■ **WHAT THE TASK REQUIRES**: Word for word, repeat each entry that follows.

■ **MATERIAL PROVIDED**:

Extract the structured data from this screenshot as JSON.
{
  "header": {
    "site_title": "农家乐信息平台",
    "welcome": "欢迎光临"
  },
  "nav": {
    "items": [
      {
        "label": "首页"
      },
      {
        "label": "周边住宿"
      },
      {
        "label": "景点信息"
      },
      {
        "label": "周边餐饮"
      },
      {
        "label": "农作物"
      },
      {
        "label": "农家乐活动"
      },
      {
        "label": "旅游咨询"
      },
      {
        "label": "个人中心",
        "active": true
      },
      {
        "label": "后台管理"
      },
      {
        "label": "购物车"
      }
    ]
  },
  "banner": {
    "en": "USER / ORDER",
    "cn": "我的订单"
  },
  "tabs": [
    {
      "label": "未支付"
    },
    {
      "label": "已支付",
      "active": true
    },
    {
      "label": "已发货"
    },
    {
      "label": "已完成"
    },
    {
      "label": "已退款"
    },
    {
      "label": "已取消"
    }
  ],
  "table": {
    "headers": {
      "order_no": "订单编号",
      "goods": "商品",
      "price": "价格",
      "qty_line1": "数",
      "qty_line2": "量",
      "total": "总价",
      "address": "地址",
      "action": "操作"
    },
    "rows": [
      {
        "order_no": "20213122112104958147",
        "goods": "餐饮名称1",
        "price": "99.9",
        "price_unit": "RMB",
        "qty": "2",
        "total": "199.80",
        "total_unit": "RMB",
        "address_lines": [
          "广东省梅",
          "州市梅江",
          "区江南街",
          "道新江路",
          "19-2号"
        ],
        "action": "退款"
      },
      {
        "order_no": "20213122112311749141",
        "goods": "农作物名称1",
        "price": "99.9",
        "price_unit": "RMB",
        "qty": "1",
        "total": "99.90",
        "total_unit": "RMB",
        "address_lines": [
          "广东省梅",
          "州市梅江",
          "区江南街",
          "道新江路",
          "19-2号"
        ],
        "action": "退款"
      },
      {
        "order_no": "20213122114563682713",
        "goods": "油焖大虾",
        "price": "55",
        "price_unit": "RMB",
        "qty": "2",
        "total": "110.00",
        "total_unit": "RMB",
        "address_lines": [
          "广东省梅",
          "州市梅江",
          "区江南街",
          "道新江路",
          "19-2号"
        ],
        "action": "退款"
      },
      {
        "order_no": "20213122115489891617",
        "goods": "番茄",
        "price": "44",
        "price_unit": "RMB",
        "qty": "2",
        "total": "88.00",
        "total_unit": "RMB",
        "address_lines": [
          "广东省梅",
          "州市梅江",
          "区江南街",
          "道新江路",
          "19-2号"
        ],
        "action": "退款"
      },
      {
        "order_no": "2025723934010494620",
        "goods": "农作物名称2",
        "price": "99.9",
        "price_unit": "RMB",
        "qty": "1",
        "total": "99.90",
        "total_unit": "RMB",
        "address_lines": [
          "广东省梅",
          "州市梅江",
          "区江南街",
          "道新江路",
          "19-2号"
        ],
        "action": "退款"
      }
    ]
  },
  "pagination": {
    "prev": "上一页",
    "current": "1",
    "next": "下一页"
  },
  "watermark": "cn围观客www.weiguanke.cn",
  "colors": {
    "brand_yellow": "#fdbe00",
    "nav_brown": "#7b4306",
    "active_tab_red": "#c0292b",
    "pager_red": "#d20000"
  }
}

■ **SOLUTION BELOW**:
Extract the structured data from this screenshot as JSON.
{
  "header": {
    "site_title": "农家乐信息平台",
    "welcome": "欢迎光临"
  },
  "nav": {
    "items": [
      {
        "label": "首页"
      },
      {
        "label": "周边住宿"
      },
      {
        "label": "景点信息"
      },
      {
        "label": "周边餐饮"
      },
      {
        "label": "农作物"
      },
      {
        "label": "农家乐活动"
      },
      {
        "label": "旅游咨询"
      },
      {
        "label": "个人中心",
        "active": true
      },
      {
        "label": "后台管理"
      },
      {
        "label": "购物车"
      }
    ]
  },
  "banner": {
    "en": "USER / ORDER",
    "cn": "我的订单"
  },
  "tabs": [
    {
      "label": "未支付"
    },
    {
      "label": "已支付",
      "active": true
    },
    {
      "label": "已发货"
    },
    {
      "label": "已完成"
    },
    {
      "label": "已退款"
    },
    {
      "label": "已取消"
    }
  ],
  "table": {
    "headers": {
      "order_no": "订单编号",
      "goods": "商品",
      "price": "价格",
      "qty_line1": "数",
      "qty_line2": "量",
      "total": "总价",
      "address": "地址",
      "action": "操作"
    },
    "rows": [
      {
        "order_no": "20213122112104958147",
        "goods": "餐饮名称1",
        "price": "99.9",
        "price_unit": "RMB",
        "qty": "2",
        "total": "199.80",
        "total_unit": "RMB",
        "address_lines": [
          "广东省梅",
          "州市梅江",
          "区江南街",
          "道新江路",
          "19-2号"
        ],
        "action": "退款"
      },
      {
        "order_no": "20213122112311749141",
        "goods": "农作物名称1",
        "price": "99.9",
        "price_unit": "RMB",
        "qty": "1",
        "total": "99.90",
        "total_unit": "RMB",
        "address_lines": [
          "广东省梅",
          "州市梅江",
          "区江南街",
          "道新江路",
          "19-2号"
        ],
        "action": "退款"
      },
      {
        "order_no": "20213122114563682713",
        "goods": "油焖大虾",
        "price": "55",
        "price_unit": "RMB",
        "qty": "2",
        "total": "110.00",
        "total_unit": "RMB",
        "address_lines": [
          "广东省梅",
          "州市梅江",
          "区江南街",
          "道新江路",
          "19-2号"
        ],
        "action": "退款"
      },
      {
        "order_no": "20213122115489891617",
        "goods": "番茄",
        "price": "44",
        "price_unit": "RMB",
        "qty": "2",
        "total": "88.00",
        "total_unit": "RMB",
        "address_lines": [
          "广东省梅",
          "州市梅江",
          "区江南街",
          "道新江路",
          "19-2号"
        ],
        "action": "退款"
      },
      {
        "order_no": "2025723934010494620",
        "goods": "农作物名称2",
        "price": "99.9",
        "price_unit": "RMB",
        "qty": "1",
        "total": "99.90",
        "total_unit": "RMB",
        "address_lines": [
          "广东省梅",
          "州市梅江",
          "区江南街",
          "道新江路",
          "19-2号"
        ],
        "action": "退款"
      }
    ]
  },
  "pagination": {
    "prev": "上一页",
    "current": "1",
    "next": "下一页"
  },
  "watermark": "cn围观客www.weiguanke.cn",
  "colors": {
    "brand_yellow": "#fdbe00",
    "nav_brown": "#7b4306",
    "active_tab_red": "#c0292b",
    "pager_red": "#d20000"
  }
}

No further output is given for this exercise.